• Uncertainty and fear make fertile ground for more extreme views, as people cling to ideas that help them make sense of the world

  • Therapist Sue Cowan-Jenssen explores the psychology of conspiracy theories and different belief systems

In a session recently, I used the phrase ‘ideas as opiates’. A few clients had recently recounted to me their distress when close friends started to believe wild conspiracy theories that claim Covid 19 is a hoax and vaccines are a plot by Bill Gates to control our brains. What is it that makes people turn to mad belief systems? What makes people cling to leaders such as Donald Trump to such an extent that no matter what he does or says, they still hold firm to their views that he was a wonderful President?

This phrase ‘ideas as opiates’ was coined by Arthur Janov in his book Prisoners of Pain (1980). The idea was not original since Marx called religion the ‘opiate of the masses’. What they were both talking about is the power of beliefs to stimulate the endorphins in the brain resulting in an improved sense of wellbeing. We all know how remembering something good or positive can help lift a low mood. It is a tool often used in therapy to help people cope with difficult emotions.

Ideas that soothe and offer certainty are powerful especially in uncertain times but when they are linked to our fundamental human needs to belong and matter, they can be irresistible.

The animal that is separated from the herd is vulnerable to being eaten by a predator. Nowadays, if we are shut out of a group, we aren’t going to be eaten, but people often express deep anxiety about being shunned through some misdemeanour or misjudgment. The Catholic church in the Middle Ages knew what a powerful tool ‘excommunication’ was and used it ruthlessly to enforce conformity and adherence to doctrine. If you were excommunicated, your fellow Catholics could not talk to you, you could not be married nor buried. You were cast out and were on your own. Terrifying.

Psychological studies show that when people feel more vulnerable, they tend to become less tolerant, and cling more firmly to ideas that make them feel safe and better about themselves. Today’s world is seeing massive global shifts of power and status. Jobs and industries that were once secure are no longer. The world of advanced technology is beyond the understanding of most of us. There are increasing inequalities of wealth and opportunity which creates unhappiness and insecurity.

The rise of fascism in Germany is often seen as a reaction to Germany’s humiliating defeat in the First World War, and subsequent economic collapse. Hitler’s message to the suffering German people that they were innately superior fell on fertile ground. They were special, they were ‘uber mensch.’ Others, notably the Jews, were to blame. It was interesting that Trump in his first message to his supporters after they stormed the Capitol in Washington, believing that Democrats had stolen the election, was that they were ‘special’ and he ‘loved them’.
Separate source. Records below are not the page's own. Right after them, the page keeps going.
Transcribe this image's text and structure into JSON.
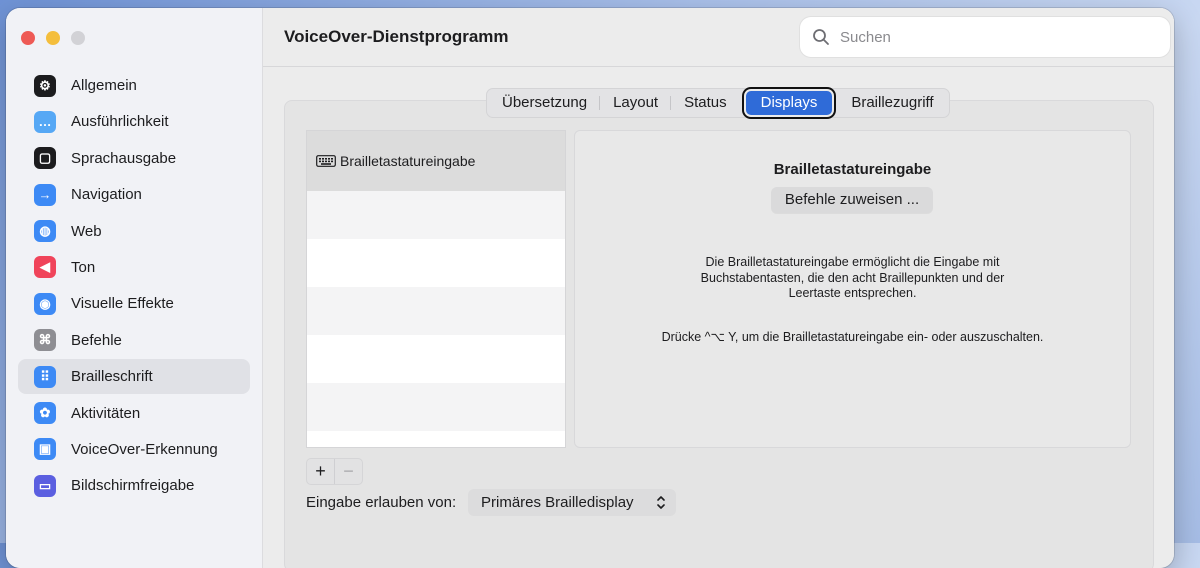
{
  "window": {
    "title": "VoiceOver-Dienstprogramm"
  },
  "search": {
    "placeholder": "Suchen"
  },
  "sidebar": {
    "items": [
      {
        "label": "Allgemein",
        "icon": "general-icon",
        "color": "#1c1c1e"
      },
      {
        "label": "Ausführlichkeit",
        "icon": "speech-bubble-icon",
        "color": "#56a8f5"
      },
      {
        "label": "Sprachausgabe",
        "icon": "speech-icon",
        "color": "#1c1c1e"
      },
      {
        "label": "Navigation",
        "icon": "arrow-right-icon",
        "color": "#3d8af5"
      },
      {
        "label": "Web",
        "icon": "globe-icon",
        "color": "#3d8af5"
      },
      {
        "label": "Ton",
        "icon": "speaker-icon",
        "color": "#f0445a"
      },
      {
        "label": "Visuelle Effekte",
        "icon": "eye-icon",
        "color": "#3d8af5"
      },
      {
        "label": "Befehle",
        "icon": "command-icon",
        "color": "#8e8e93"
      },
      {
        "label": "Brailleschrift",
        "icon": "braille-icon",
        "color": "#3d8af5"
      },
      {
        "label": "Aktivitäten",
        "icon": "activities-icon",
        "color": "#3d8af5"
      },
      {
        "label": "VoiceOver-Erkennung",
        "icon": "recognition-icon",
        "color": "#3d8af5"
      },
      {
        "label": "Bildschirmfreigabe",
        "icon": "screen-sharing-icon",
        "color": "#5b5fe0"
      }
    ],
    "selected_index": 8
  },
  "tabs": [
    {
      "label": "Übersetzung"
    },
    {
      "label": "Layout"
    },
    {
      "label": "Status"
    },
    {
      "label": "Displays",
      "active": true
    },
    {
      "label": "Braillezugriff"
    }
  ],
  "list": {
    "items": [
      {
        "label": "Brailletastatureingabe",
        "icon": "keyboard-icon"
      }
    ]
  },
  "detail": {
    "title": "Brailletastatureingabe",
    "assign_button": "Befehle zuweisen ...",
    "description": "Die Brailletastatureingabe ermöglicht die Eingabe mit Buchstabentasten, die den acht Braillepunkten und der Leertaste entsprechen.",
    "toggle_hint": "Drücke ^⌥  Y, um die Brailletastatureingabe ein- oder auszuschalten."
  },
  "controls": {
    "add_label": "+",
    "remove_label": "−",
    "allow_label": "Eingabe erlauben von:",
    "allow_value": "Primäres Brailledisplay"
  },
  "colors": {
    "accent": "#2f6bd8"
  }
}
Such messages can feel like ‘fixes’ for anxieties and failures. Demagogues like Donald Trump understand the power of their lies. Despite failing miserably to protect America from the pandemic he told Americans otherwise. 

His fervent supporters need to believe the lies that he cares about them, that they personally matter to him. They need to believe this as an alcoholic needs a drink or a drug addict needs a fix. To stop the belief would open the wounds of neglect, decline and betrayal which made them vulnerable to exploitation in the first place. 

When reality does hit, as it always does, who or what helps people bear their distress and anger? This is a hugely complex question, but one thing is certain, demonising those who supported the liar who peddled the snake-oil doesn’t help. People need to believe in things that make them feel better. The desperate need to believe is what makes the belief an ‘opiate’ and like any opiate it covers the pain but never cures it.

People need to live meaningful lives and the task of good government, and indeed good therapy, is to help people find that meaning. Governments need to provide adequate safety, opportunities and structures that enhance our abilities to engage in and enjoy the life we have been given.

Sue Cowan-Jenssen is a verified welldoing.org psychotherapist in London and online

Further reading

The psychology of freedom

The psychology of addiction: why do some people get addicted and not others?

How social and political forces shape our identity

Tribalism in politics and therapy

Politics, psychotherapy, and boarding school